§ **What needs to be done**: Give the records below again, exactly as they appear.

[Opening Supplied material section]

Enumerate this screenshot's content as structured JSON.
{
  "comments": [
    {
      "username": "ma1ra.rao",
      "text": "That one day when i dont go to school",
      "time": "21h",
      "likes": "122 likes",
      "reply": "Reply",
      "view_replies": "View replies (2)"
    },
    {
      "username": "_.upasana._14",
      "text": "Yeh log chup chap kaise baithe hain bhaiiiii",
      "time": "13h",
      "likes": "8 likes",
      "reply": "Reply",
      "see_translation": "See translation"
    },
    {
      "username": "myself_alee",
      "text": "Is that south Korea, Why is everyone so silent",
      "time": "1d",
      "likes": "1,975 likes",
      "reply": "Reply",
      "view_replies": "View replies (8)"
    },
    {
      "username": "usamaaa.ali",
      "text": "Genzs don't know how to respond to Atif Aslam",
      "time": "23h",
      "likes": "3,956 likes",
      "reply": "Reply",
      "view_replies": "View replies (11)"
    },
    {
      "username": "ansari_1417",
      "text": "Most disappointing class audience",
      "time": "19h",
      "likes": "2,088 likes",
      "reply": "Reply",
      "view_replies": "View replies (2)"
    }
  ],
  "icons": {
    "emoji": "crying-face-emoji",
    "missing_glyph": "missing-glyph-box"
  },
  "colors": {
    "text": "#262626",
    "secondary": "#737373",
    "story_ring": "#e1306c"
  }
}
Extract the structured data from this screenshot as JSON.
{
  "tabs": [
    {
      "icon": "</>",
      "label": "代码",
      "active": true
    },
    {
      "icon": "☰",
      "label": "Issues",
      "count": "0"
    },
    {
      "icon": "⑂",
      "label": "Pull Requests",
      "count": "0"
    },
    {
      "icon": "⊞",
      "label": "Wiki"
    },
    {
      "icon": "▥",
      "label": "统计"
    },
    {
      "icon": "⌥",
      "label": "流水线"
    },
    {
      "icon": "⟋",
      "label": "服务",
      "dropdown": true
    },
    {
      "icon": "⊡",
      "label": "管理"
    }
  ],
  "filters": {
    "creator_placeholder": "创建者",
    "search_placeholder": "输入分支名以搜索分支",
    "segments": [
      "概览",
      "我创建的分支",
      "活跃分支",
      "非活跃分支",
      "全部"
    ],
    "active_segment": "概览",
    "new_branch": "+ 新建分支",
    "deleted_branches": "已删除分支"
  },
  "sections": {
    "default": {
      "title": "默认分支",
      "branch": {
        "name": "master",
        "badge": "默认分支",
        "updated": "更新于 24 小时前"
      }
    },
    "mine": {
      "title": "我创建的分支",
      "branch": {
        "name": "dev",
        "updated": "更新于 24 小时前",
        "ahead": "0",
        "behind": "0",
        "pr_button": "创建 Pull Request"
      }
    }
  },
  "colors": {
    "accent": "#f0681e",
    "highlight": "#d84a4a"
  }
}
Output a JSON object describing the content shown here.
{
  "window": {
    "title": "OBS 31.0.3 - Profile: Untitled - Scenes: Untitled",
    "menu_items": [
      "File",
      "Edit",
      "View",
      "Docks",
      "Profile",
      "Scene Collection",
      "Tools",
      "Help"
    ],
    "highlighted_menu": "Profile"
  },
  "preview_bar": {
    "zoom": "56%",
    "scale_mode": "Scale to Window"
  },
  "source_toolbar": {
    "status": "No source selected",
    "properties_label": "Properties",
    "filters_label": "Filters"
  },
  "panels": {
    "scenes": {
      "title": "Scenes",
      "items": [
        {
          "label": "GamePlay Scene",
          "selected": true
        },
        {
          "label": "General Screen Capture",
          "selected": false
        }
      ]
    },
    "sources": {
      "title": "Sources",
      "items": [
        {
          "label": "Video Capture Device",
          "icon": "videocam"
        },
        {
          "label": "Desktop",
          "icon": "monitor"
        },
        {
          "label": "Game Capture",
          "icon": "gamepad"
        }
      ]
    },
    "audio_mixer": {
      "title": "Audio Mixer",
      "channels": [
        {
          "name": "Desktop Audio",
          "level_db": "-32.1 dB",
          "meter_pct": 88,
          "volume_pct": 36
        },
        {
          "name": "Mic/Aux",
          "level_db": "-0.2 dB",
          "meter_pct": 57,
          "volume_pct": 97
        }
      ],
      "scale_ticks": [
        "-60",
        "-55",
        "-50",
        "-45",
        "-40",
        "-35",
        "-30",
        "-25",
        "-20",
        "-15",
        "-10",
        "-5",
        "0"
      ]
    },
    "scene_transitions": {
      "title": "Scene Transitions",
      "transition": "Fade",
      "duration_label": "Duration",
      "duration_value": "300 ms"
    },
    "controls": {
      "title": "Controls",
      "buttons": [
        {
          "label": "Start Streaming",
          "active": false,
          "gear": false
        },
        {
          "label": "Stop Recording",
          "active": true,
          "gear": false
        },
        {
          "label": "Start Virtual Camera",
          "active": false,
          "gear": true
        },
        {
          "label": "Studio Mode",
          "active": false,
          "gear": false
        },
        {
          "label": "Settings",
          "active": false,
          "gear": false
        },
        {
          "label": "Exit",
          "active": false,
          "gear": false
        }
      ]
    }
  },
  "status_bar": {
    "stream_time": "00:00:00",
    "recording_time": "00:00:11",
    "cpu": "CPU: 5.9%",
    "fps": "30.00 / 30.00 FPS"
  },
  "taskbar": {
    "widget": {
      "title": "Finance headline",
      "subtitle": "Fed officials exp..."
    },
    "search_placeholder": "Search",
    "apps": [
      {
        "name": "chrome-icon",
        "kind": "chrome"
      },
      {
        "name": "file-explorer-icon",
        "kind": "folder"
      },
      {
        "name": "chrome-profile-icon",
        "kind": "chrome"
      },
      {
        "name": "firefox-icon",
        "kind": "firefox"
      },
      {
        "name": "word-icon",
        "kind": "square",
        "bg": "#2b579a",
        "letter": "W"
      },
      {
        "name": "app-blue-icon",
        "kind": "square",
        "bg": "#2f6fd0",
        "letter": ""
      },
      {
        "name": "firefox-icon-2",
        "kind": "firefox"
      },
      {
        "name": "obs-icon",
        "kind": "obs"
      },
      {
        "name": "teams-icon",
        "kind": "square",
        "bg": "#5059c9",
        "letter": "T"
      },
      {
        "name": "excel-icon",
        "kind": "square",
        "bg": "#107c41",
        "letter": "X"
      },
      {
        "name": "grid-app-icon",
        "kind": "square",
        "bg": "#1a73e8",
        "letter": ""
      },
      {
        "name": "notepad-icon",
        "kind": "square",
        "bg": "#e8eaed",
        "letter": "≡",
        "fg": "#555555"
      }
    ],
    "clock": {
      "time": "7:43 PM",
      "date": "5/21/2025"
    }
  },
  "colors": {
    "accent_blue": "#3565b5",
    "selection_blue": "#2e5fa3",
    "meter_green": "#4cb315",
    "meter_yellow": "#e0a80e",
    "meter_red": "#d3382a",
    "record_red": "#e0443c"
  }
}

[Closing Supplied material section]

§ **Exercise output**:
Enumerate this screenshot's content as structured JSON.
{
  "comments": [
    {
      "username": "ma1ra.rao",
      "text": "That one day when i dont go to school",
      "time": "21h",
      "likes": "122 likes",
      "reply": "Reply",
      "view_replies": "View replies (2)"
    },
    {
      "username": "_.upasana._14",
      "text": "Yeh log chup chap kaise baithe hain bhaiiiii",
      "time": "13h",
      "likes": "8 likes",
      "reply": "Reply",
      "see_translation": "See translation"
    },
    {
      "username": "myself_alee",
      "text": "Is that south Korea, Why is everyone so silent",
      "time": "1d",
      "likes": "1,975 likes",
      "reply": "Reply",
      "view_replies": "View replies (8)"
    },
    {
      "username": "usamaaa.ali",
      "text": "Genzs don't know how to respond to Atif Aslam",
      "time": "23h",
      "likes": "3,956 likes",
      "reply": "Reply",
      "view_replies": "View replies (11)"
    },
    {
      "username": "ansari_1417",
      "text": "Most disappointing class audience",
      "time": "19h",
      "likes": "2,088 likes",
      "reply": "Reply",
      "view_replies": "View replies (2)"
    }
  ],
  "icons": {
    "emoji": "crying-face-emoji",
    "missing_glyph": "missing-glyph-box"
  },
  "colors": {
    "text": "#262626",
    "secondary": "#737373",
    "story_ring": "#e1306c"
  }
}
Extract the structured data from this screenshot as JSON.
{
  "tabs": [
    {
      "icon": "</>",
      "label": "代码",
      "active": true
    },
    {
      "icon": "☰",
      "label": "Issues",
      "count": "0"
    },
    {
      "icon": "⑂",
      "label": "Pull Requests",
      "count": "0"
    },
    {
      "icon": "⊞",
      "label": "Wiki"
    },
    {
      "icon": "▥",
      "label": "统计"
    },
    {
      "icon": "⌥",
      "label": "流水线"
    },
    {
      "icon": "⟋",
      "label": "服务",
      "dropdown": true
    },
    {
      "icon": "⊡",
      "label": "管理"
    }
  ],
  "filters": {
    "creator_placeholder": "创建者",
    "search_placeholder": "输入分支名以搜索分支",
    "segments": [
      "概览",
      "我创建的分支",
      "活跃分支",
      "非活跃分支",
      "全部"
    ],
    "active_segment": "概览",
    "new_branch": "+ 新建分支",
    "deleted_branches": "已删除分支"
  },
  "sections": {
    "default": {
      "title": "默认分支",
      "branch": {
        "name": "master",
        "badge": "默认分支",
        "updated": "更新于 24 小时前"
      }
    },
    "mine": {
      "title": "我创建的分支",
      "branch": {
        "name": "dev",
        "updated": "更新于 24 小时前",
        "ahead": "0",
        "behind": "0",
        "pr_button": "创建 Pull Request"
      }
    }
  },
  "colors": {
    "accent": "#f0681e",
    "highlight": "#d84a4a"
  }
}
Output a JSON object describing the content shown here.
{
  "window": {
    "title": "OBS 31.0.3 - Profile: Untitled - Scenes: Untitled",
    "menu_items": [
      "File",
      "Edit",
      "View",
      "Docks",
      "Profile",
      "Scene Collection",
      "Tools",
      "Help"
    ],
    "highlighted_menu": "Profile"
  },
  "preview_bar": {
    "zoom": "56%",
    "scale_mode": "Scale to Window"
  },
  "source_toolbar": {
    "status": "No source selected",
    "properties_label": "Properties",
    "filters_label": "Filters"
  },
  "panels": {
    "scenes": {
      "title": "Scenes",
      "items": [
        {
          "label": "GamePlay Scene",
          "selected": true
        },
        {
          "label": "General Screen Capture",
          "selected": false
        }
      ]
    },
    "sources": {
      "title": "Sources",
      "items": [
        {
          "label": "Video Capture Device",
          "icon": "videocam"
        },
        {
          "label": "Desktop",
          "icon": "monitor"
        },
        {
          "label": "Game Capture",
          "icon": "gamepad"
        }
      ]
    },
    "audio_mixer": {
      "title": "Audio Mixer",
      "channels": [
        {
          "name": "Desktop Audio",
          "level_db": "-32.1 dB",
          "meter_pct": 88,
          "volume_pct": 36
        },
        {
          "name": "Mic/Aux",
          "level_db": "-0.2 dB",
          "meter_pct": 57,
          "volume_pct": 97
        }
      ],
      "scale_ticks": [
        "-60",
        "-55",
        "-50",
        "-45",
        "-40",
        "-35",
        "-30",
        "-25",
        "-20",
        "-15",
        "-10",
        "-5",
        "0"
      ]
    },
    "scene_transitions": {
      "title": "Scene Transitions",
      "transition": "Fade",
      "duration_label": "Duration",
      "duration_value": "300 ms"
    },
    "controls": {
      "title": "Controls",
      "buttons": [
        {
          "label": "Start Streaming",
          "active": false,
          "gear": false
        },
        {
          "label": "Stop Recording",
          "active": true,
          "gear": false
        },
        {
          "label": "Start Virtual Camera",
          "active": false,
          "gear": true
        },
        {
          "label": "Studio Mode",
          "active": false,
          "gear": false
        },
        {
          "label": "Settings",
          "active": false,
          "gear": false
        },
        {
          "label": "Exit",
          "active": false,
          "gear": false
        }
      ]
    }
  },
  "status_bar": {
    "stream_time": "00:00:00",
    "recording_time": "00:00:11",
    "cpu": "CPU: 5.9%",
    "fps": "30.00 / 30.00 FPS"
  },
  "taskbar": {
    "widget": {
      "title": "Finance headline",
      "subtitle": "Fed officials exp..."
    },
    "search_placeholder": "Search",
    "apps": [
      {
        "name": "chrome-icon",
        "kind": "chrome"
      },
      {
        "name": "file-explorer-icon",
        "kind": "folder"
      },
      {
        "name": "chrome-profile-icon",
        "kind": "chrome"
      },
      {
        "name": "firefox-icon",
        "kind": "firefox"
      },
      {
        "name": "word-icon",
        "kind": "square",
        "bg": "#2b579a",
        "letter": "W"
      },
      {
        "name": "app-blue-icon",
        "kind": "square",
        "bg": "#2f6fd0",
        "letter": ""
      },
      {
        "name": "firefox-icon-2",
        "kind": "firefox"
      },
      {
        "name": "obs-icon",
        "kind": "obs"
      },
      {
        "name": "teams-icon",
        "kind": "square",
        "bg": "#5059c9",
        "letter": "T"
      },
      {
        "name": "excel-icon",
        "kind": "square",
        "bg": "#107c41",
        "letter": "X"
      },
      {
        "name": "grid-app-icon",
        "kind": "square",
        "bg": "#1a73e8",
        "letter": ""
      },
      {
        "name": "notepad-icon",
        "kind": "square",
        "bg": "#e8eaed",
        "letter": "≡",
        "fg": "#555555"
      }
    ],
    "clock": {
      "time": "7:43 PM",
      "date": "5/21/2025"
    }
  },
  "colors": {
    "accent_blue": "#3565b5",
    "selection_blue": "#2e5fa3",
    "meter_green": "#4cb315",
    "meter_yellow": "#e0a80e",
    "meter_red": "#d3382a",
    "record_red": "#e0443c"
  }
}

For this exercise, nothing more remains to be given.